WORK REQUIRED - Show, from the records below, all lines that contain the word "period".

==== INFORMATION SUPPLIED

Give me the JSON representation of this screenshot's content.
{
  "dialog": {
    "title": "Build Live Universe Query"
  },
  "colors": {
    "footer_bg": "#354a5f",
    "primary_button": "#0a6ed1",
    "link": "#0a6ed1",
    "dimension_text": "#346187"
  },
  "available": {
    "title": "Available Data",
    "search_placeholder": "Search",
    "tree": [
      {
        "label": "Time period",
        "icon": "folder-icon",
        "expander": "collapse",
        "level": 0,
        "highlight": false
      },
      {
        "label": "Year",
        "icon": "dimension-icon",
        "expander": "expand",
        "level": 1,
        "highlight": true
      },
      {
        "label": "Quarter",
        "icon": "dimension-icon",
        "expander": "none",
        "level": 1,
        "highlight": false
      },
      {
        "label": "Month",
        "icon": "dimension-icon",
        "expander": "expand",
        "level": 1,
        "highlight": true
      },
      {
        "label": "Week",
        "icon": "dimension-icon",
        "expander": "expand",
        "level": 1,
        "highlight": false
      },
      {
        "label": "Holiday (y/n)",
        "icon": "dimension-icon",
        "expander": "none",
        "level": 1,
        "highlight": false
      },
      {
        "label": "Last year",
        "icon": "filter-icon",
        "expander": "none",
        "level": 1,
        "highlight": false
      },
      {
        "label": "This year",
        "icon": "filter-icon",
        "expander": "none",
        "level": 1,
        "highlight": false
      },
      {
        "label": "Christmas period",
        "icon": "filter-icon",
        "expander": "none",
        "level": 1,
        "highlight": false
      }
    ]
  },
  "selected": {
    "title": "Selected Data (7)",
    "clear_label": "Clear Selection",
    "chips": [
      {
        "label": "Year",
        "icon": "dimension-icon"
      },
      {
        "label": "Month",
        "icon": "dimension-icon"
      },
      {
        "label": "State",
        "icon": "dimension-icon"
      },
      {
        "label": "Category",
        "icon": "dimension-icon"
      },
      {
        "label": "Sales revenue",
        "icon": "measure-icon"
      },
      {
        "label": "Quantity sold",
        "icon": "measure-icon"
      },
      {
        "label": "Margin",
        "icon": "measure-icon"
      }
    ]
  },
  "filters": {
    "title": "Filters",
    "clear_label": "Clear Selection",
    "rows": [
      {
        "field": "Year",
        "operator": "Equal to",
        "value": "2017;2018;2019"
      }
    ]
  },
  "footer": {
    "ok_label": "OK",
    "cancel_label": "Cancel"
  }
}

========

RESPONSE TO THE EXERCISE -
        "label": "Time period",
        "label": "Christmas period",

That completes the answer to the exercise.